Following this letter from Bill Freeman appearing on the web site another member of the Freeman family has been in touch to add a few more memories and provide an interesting photo of a small relic from Broughton Hall.
I have been enjoying looking at your website and particularly the story from Bill Freeman, who is my uncle. My dad, Michael Freeman, was his elder brother seen in the photo. My dad loved Threapwood and always thought of it as home, even though he moved away when he was 15 to go to a job in Cornwall. My dad died 2009 and his ashes are scattered in the field opposite Broughton Lodge, as was his final wish. I don't know if it is of any interest but I am attaching a photo of a finial that came from Broughton Hall. My dad used to have this on his desk and I now have it. I believe his school friend. Jack Stringer, who is still alive and living in Gloucestershire, gave it to him - I think he may have salvaged it when the Hall was demolished.
All good wishes
|Photo of Finial recovered from Broughton Hall|
Miss Howard's Avis Motor Car
|Pictured left is a small gallery of photographs showing the Alvis Drop Head Coupe used by Elizabeth Howard and referred to by Bill Freeman in his memories of Broughton Hall above. The Alvis (No 14062) was first registered to Elizabeth Howard in 1932. The photographs have been kindly provided by the current owner Mike Baker.|
Video of How Broughton Hall looked Prior to Demolition c 1961
The Final Sale of Broughton Hall
The Estate belonging to Broughton Hall was finally put up for sale in the summer of 1957 and the particulars below were put forward:-
1895 acres comprising of a) the Hall including 7 acres b) the Home Farm of buildings for a milking herd plus 138 acres in 4 lots c) 7 Woodlands of 41 acres d) 16 farms/small holdings e) 25 cottages.
Most of the farms and cottages were bought by sitting tenants however, one of the farms was sold on the open market and at the time in 1957 made £16,000. This has been resold in the last couple of years for £2,800,000 which makes one wonder what the whole estate could have been worth today.
A copy of the Swetenham Whitehouse auction sale particular detailing the antique and other residential contents of Broughton Hall can be viewed by clicking on the relevant (buff) front page below.
A copy of the Henry Manley & Sons auction sale catalogue detailing the agricultural assets to be sold can also be viewed by clicking on the relevant (blue) front page below.

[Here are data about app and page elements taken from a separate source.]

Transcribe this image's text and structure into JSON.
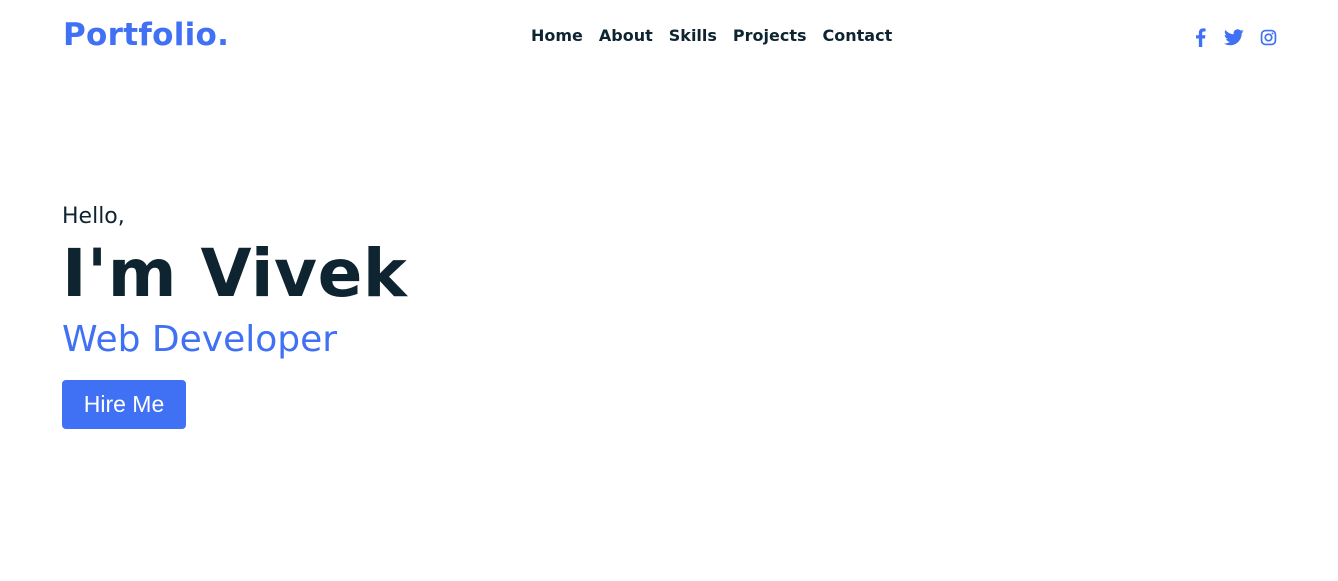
{
  "brand": {
    "logo_text": "Portfolio."
  },
  "nav": {
    "items": [
      {
        "label": "Home"
      },
      {
        "label": "About"
      },
      {
        "label": "Skills"
      },
      {
        "label": "Projects"
      },
      {
        "label": "Contact"
      }
    ]
  },
  "socials": [
    {
      "icon": "facebook-icon"
    },
    {
      "icon": "twitter-icon"
    },
    {
      "icon": "instagram-icon"
    }
  ],
  "hero": {
    "greeting": "Hello,",
    "name": "I'm Vivek",
    "role": "Web Developer",
    "cta_label": "Hire Me"
  },
  "colors": {
    "accent": "#4070f4",
    "text_dark": "#0e2431",
    "background": "#ffffff"
  }
}
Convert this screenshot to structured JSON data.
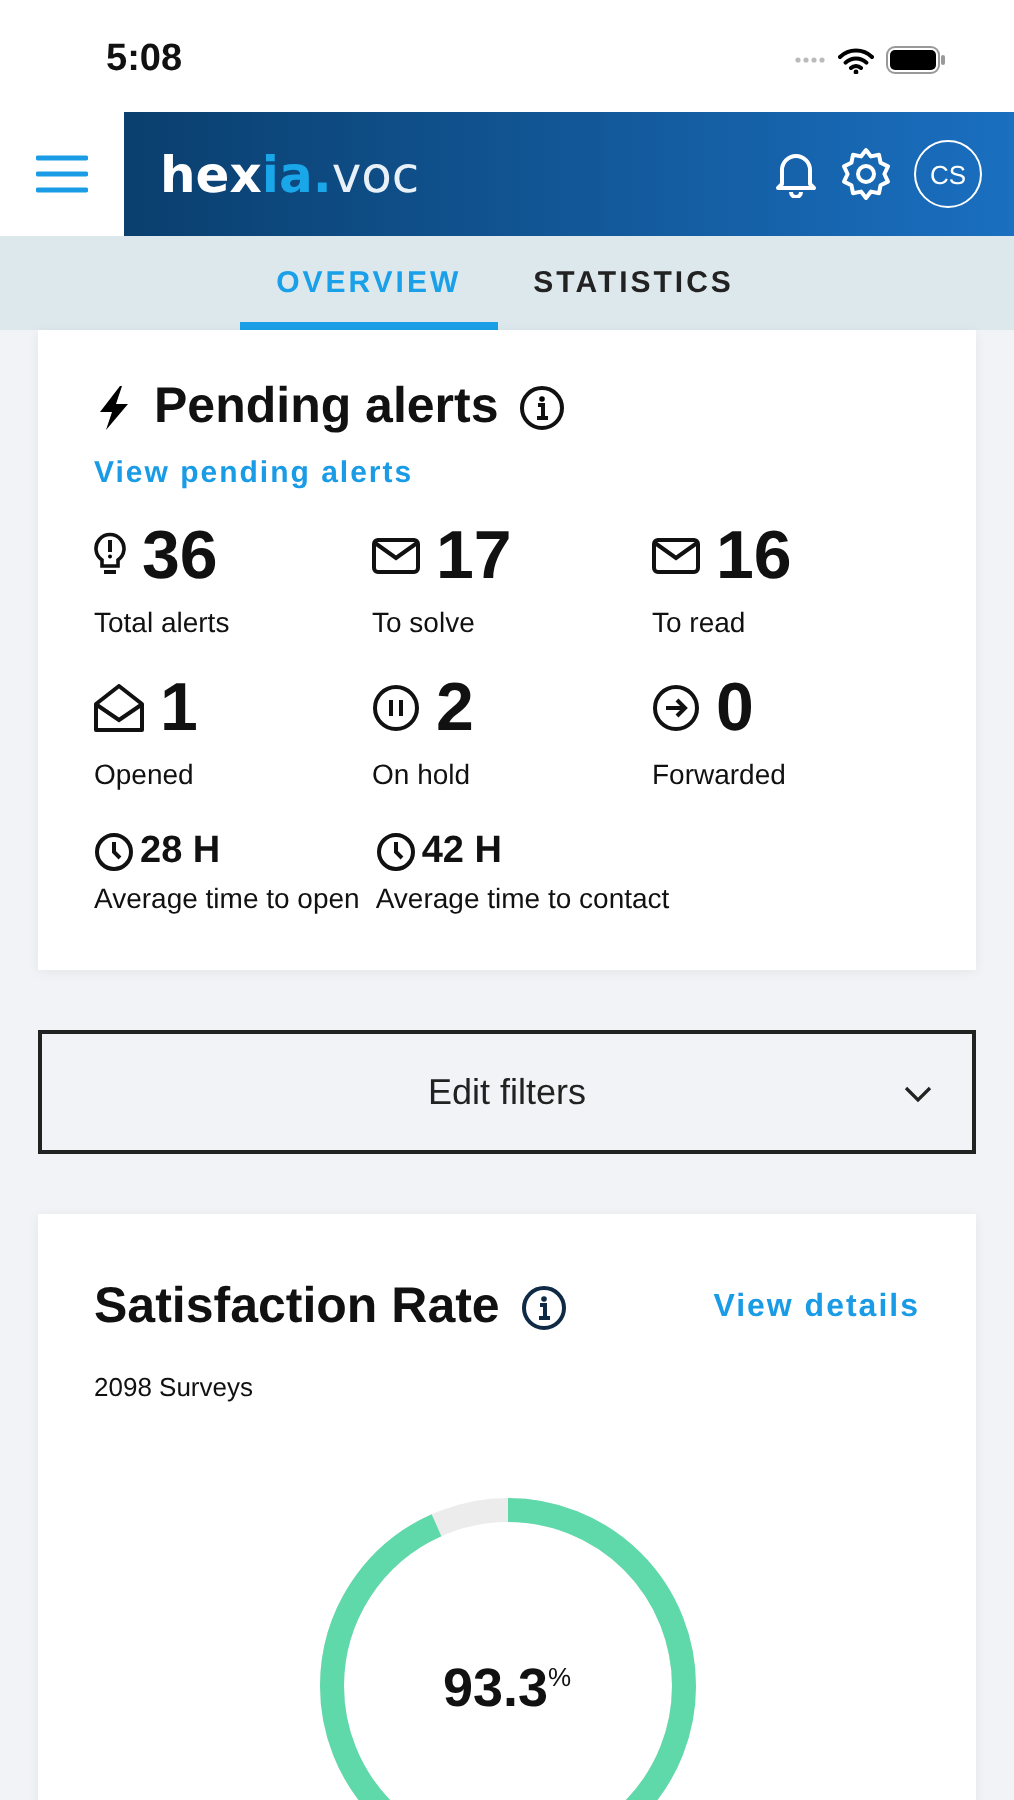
{
  "status_bar": {
    "time": "5:08"
  },
  "header": {
    "logo_a": "hex",
    "logo_b": "ia.",
    "logo_c": "voc",
    "avatar": "CS"
  },
  "tabs": [
    {
      "label": "OVERVIEW",
      "selected": true
    },
    {
      "label": "STATISTICS",
      "selected": false
    }
  ],
  "pending_alerts": {
    "title": "Pending alerts",
    "link": "View pending alerts",
    "stats": [
      {
        "value": "36",
        "label": "Total alerts"
      },
      {
        "value": "17",
        "label": "To solve"
      },
      {
        "value": "16",
        "label": "To read"
      },
      {
        "value": "1",
        "label": "Opened"
      },
      {
        "value": "2",
        "label": "On hold"
      },
      {
        "value": "0",
        "label": "Forwarded"
      }
    ],
    "times": [
      {
        "value": "28 H",
        "label": "Average time to open"
      },
      {
        "value": "42 H",
        "label": "Average time to contact"
      }
    ]
  },
  "filters": {
    "label": "Edit filters"
  },
  "satisfaction": {
    "title": "Satisfaction Rate",
    "link": "View details",
    "surveys": "2098 Surveys",
    "gauge": {
      "value": "93.3",
      "unit": "%"
    }
  }
}
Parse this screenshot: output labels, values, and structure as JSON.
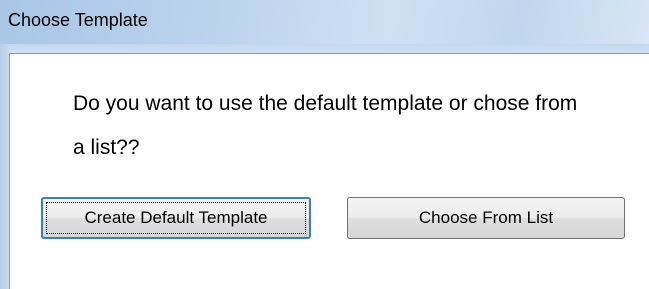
{
  "window": {
    "title": "Choose Template"
  },
  "dialog": {
    "message": "Do you want to use the default template or chose from a list??",
    "buttons": {
      "create_default_label": "Create Default Template",
      "choose_from_list_label": "Choose From List"
    }
  }
}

The Hall and the Home Farm were not sold in 1957 but were put forward for sale again in May of 1961 and this time the sale particulars included a) The Hall with 9 acres plus 11 acres of woodland which had all been felled and was for sale with replanting conditions attached b) Top Lodge with mains electricity, water and a septic tank c) Home Farm which still was set up for a milking unit still with 138 acres in 4 lots but this time included Middle Lodge which was promoted as having the potential of being occupied by an agricultural worker.
In the particulars there was also reference to the Broughton Hall Estate Water Supply which as detailed above was drawn from a well by Queens Ford Bridge and the Caenant Wood 1250 metres away and would be subject to the cooperation of whoever bought one of the lots of land under which it passed in the lead pipe. However it was also detailed that mains water could be located opposite Top Lodge in the main road.